### Aim of the exercise
Report each line of the data that contains the string "музыкой".

### Record excerpts

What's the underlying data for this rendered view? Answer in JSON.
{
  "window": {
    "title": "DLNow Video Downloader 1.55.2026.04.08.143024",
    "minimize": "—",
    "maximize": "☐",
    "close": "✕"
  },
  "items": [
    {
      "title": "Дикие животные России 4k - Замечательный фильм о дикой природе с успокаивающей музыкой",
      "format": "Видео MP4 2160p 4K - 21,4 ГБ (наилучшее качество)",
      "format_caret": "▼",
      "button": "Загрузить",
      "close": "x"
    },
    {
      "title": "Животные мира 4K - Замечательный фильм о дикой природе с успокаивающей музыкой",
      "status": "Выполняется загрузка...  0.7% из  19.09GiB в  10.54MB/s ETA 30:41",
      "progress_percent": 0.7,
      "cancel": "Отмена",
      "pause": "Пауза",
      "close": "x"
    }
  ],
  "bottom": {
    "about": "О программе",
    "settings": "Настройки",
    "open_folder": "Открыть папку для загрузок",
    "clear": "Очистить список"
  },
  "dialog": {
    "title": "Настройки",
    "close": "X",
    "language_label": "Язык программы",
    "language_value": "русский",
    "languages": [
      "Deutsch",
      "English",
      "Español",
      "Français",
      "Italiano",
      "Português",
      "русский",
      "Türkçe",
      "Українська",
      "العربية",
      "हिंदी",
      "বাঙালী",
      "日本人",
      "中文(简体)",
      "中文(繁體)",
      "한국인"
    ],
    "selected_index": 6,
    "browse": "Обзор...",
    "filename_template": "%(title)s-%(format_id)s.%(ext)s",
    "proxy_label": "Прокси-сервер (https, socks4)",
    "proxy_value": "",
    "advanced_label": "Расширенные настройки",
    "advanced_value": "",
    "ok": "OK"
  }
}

### Answer area
      "title": "Дикие животные России 4k - Замечательный фильм о дикой природе с успокаивающей музыкой",
      "title": "Животные мира 4K - Замечательный фильм о дикой природе с успокаивающей музыкой",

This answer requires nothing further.